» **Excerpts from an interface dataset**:

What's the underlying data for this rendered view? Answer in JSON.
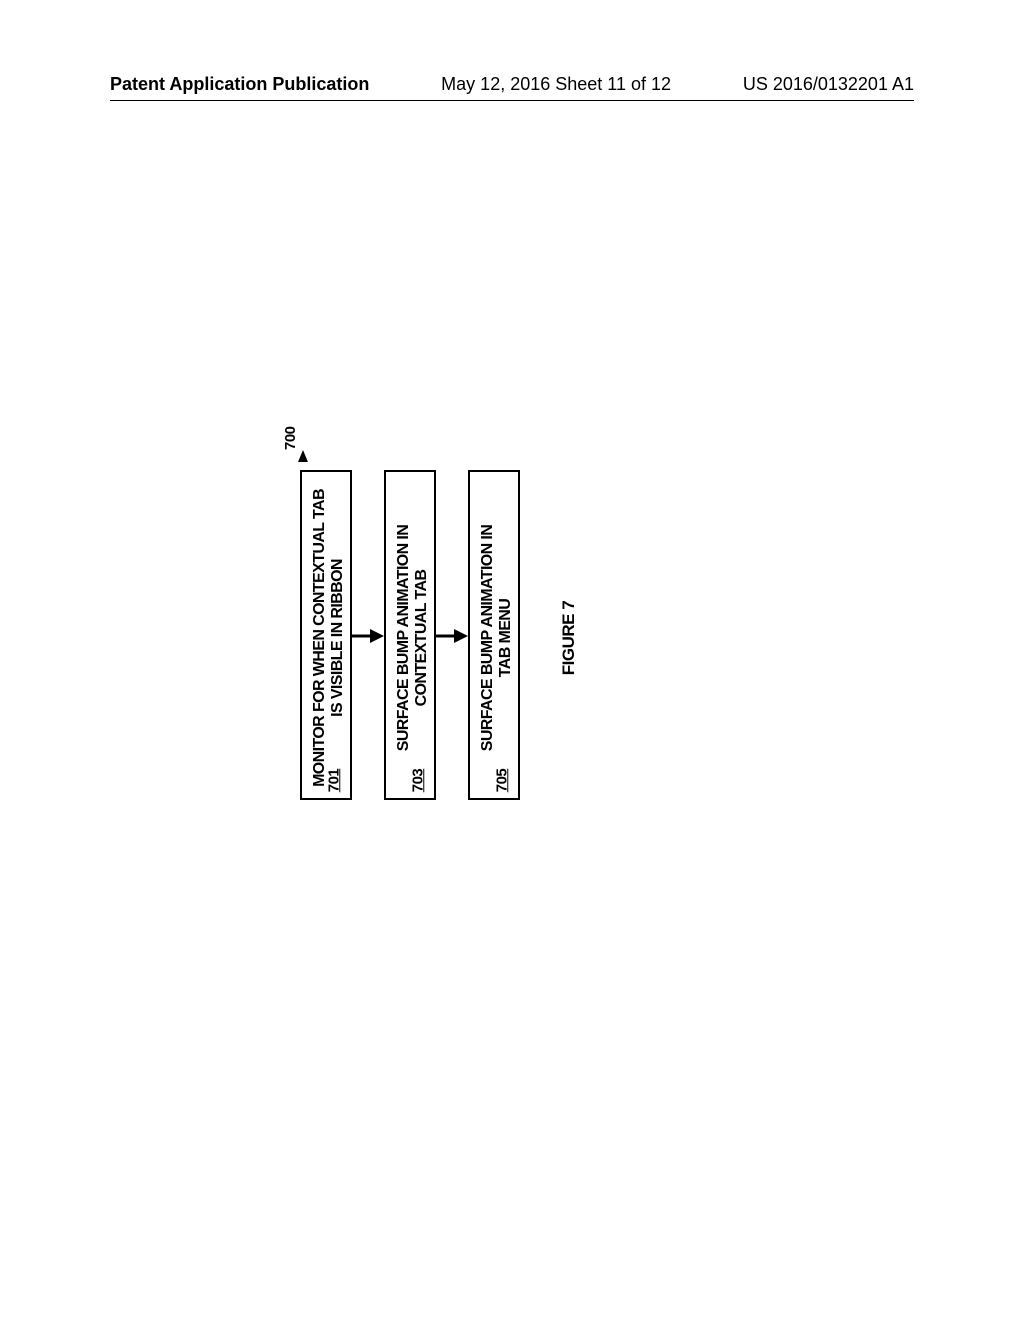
{
  "header": {
    "left": "Patent Application Publication",
    "center": "May 12, 2016  Sheet 11 of 12",
    "right": "US 2016/0132201 A1"
  },
  "diagram": {
    "ref": "700",
    "boxes": [
      {
        "id": "701",
        "line1": "MONITOR FOR WHEN CONTEXTUAL TAB",
        "line2": "IS VISIBLE IN RIBBON",
        "num": "701"
      },
      {
        "id": "703",
        "line1": "SURFACE BUMP ANIMATION IN",
        "line2": "CONTEXTUAL TAB",
        "num": "703"
      },
      {
        "id": "705",
        "line1": "SURFACE BUMP ANIMATION IN",
        "line2": "TAB MENU",
        "num": "705"
      }
    ],
    "caption": "FIGURE 7"
  }
}
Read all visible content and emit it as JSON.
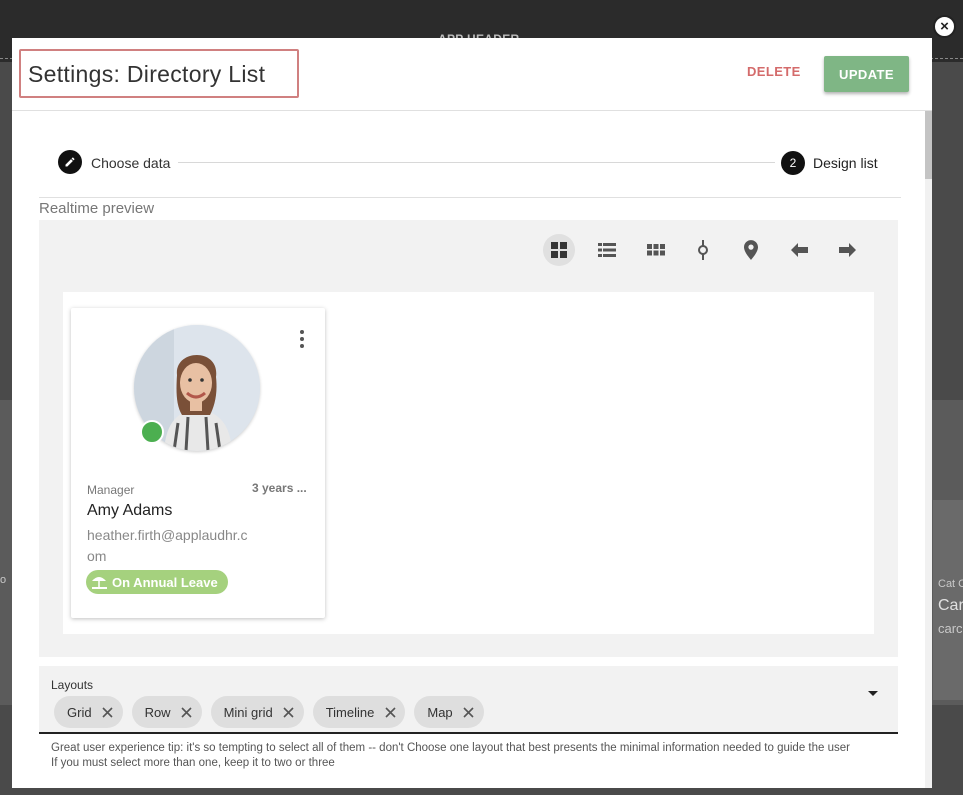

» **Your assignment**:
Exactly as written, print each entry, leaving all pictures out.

» **Response**:
What's the underlying data for this rendered view? Answer in JSON.
{
  "header": {
    "left": "Patent Application Publication",
    "center": "May 12, 2016  Sheet 11 of 12",
    "right": "US 2016/0132201 A1"
  },
  "diagram": {
    "ref": "700",
    "boxes": [
      {
        "id": "701",
        "line1": "MONITOR FOR WHEN CONTEXTUAL TAB",
        "line2": "IS VISIBLE IN RIBBON",
        "num": "701"
      },
      {
        "id": "703",
        "line1": "SURFACE BUMP ANIMATION IN",
        "line2": "CONTEXTUAL TAB",
        "num": "703"
      },
      {
        "id": "705",
        "line1": "SURFACE BUMP ANIMATION IN",
        "line2": "TAB MENU",
        "num": "705"
      }
    ],
    "caption": "FIGURE 7"
  }
}
Read all visible content and emit it as JSON.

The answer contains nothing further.